Found in all Middle Eastern markets of North America, this ancient natural sweet is one of the most wholesome treats produced by man.  Modern science has recognized the food value, which some of the eastern peoples had long associated with apricots, and in the space program they have been utilized as part of the astronauts’ diets.

Raw, they contain no cholesterol and are low in calories – 3 medium apricots contain about 50 calories.  On the other hand, they are high in potassium and vitamins A and C. They also contain carbohydrates, calcium, fibre, iron, magnesium, phosphorus, protein, vitamin B, a little sodium and a trace of fat.  They do not have as much sugar as other fruits and when ripe are prescribed in moderate quantities for diabetics.

Their richness in minerals makes apricots beneficial for anaemia, asthma, bronchitis, catarrh, diarrhoea, toxaemia, tuberculosis, and blood impurities.  They are excellent in diets designed to reduce weight and for the removal of skin pimples. Also, they aid in cases of constipation, the destruction of intestinal worms, the alleviation of gallstones and help to keep the heart muscles healthy.  In addition, the nectar of the apricot has little gas, especially when compared to apple juice that produces 90 percent as much gas as beans.

Firm apricots will ripen in a few days at room temperature.  However, when ripe they are very perishable and should be used immediately.  They keep only from 3 to 5 days in a refrigerator.
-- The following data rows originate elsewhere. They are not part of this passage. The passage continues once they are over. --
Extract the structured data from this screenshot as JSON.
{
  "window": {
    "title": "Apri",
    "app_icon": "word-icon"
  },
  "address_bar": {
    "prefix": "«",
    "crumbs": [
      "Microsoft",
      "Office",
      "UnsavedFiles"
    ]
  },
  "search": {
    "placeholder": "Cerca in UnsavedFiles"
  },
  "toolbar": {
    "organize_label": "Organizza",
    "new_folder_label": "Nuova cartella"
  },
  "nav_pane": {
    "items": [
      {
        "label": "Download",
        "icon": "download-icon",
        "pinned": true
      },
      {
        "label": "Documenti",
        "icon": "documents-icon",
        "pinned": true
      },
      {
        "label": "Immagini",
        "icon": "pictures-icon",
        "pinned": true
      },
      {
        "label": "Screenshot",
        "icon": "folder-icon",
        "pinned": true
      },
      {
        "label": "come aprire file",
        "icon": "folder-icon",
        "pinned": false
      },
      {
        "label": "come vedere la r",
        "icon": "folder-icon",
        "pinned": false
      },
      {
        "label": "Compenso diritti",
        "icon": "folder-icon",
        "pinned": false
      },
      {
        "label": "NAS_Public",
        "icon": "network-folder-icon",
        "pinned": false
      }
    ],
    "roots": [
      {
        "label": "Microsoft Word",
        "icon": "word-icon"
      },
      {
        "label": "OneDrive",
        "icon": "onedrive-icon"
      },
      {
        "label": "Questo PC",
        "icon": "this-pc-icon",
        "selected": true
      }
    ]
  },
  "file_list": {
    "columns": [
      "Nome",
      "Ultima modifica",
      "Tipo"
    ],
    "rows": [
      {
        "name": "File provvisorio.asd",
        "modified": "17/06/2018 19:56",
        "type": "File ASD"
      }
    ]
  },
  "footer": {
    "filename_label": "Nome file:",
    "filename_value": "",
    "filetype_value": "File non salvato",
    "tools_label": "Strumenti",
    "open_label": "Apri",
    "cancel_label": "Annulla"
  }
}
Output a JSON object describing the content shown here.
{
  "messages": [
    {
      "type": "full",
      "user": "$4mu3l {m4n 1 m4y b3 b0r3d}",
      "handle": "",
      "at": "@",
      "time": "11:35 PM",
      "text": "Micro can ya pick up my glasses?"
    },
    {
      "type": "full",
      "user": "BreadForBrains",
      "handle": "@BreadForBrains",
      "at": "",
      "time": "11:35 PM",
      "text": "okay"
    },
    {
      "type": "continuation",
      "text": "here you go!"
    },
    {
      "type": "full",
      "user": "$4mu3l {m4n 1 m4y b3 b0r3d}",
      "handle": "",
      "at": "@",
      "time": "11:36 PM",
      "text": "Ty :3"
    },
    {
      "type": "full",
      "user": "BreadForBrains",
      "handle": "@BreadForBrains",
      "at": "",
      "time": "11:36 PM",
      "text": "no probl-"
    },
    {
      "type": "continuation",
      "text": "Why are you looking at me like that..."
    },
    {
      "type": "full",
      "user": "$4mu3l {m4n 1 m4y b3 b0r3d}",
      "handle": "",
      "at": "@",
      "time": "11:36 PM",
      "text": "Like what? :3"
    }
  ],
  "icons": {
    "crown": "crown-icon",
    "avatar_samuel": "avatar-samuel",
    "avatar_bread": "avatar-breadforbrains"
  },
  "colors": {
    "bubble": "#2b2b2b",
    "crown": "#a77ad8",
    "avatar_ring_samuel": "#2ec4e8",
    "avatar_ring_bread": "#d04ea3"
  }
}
Apricots can be consumed fresh, canned, dried or frozen.  When tree-ripened and fresh, they are so delicious that, to many, it is crime to cook them.  Nevertheless, they are often cooked by themselves or as an ingredient in other dishes. Dried, they have an intense nippy full-flavoured taste, making them very delectable – to many the noblest product of apricots.  With cooking, they more than double in size – 1 pound dried makes about 4 1/2 cups cooked.

Although not as succulent as fresh or dried, the fruit can also be canned and frozen.  Canned, they usually contain a large amount of sugar and are not as healthful as the fresh or dried.  For freezing, they need very little preparation – only washing, cutting into halves and covering with a syrup containing ascorbic acid, then sealing and freezing.

Apricots can be purchased in all the above-mentioned fashions.  Fresh and dried, they can be eaten as snacks or stewed with water, sugar or honey.  When frozen they need only be thawed and when canned, as is, for desserts and light snacks.

Apricots fresh, dried, canned or frozen can be used in baking products, ice cream, jam, jellies, puddings, salads, sherbets and stews.  In whatever type of dish these ‘golden seeds of the sun’ are employed, they give food a mouth-watering appeal. Their healthful qualities and pent up explosion of tangy flavour have stood the test of centuries.  Alike, for the peasants of Asia who have consumed them for hundreds of years or our modern astronauts, they have been and still are, a looked-forward-to, nourishing delight.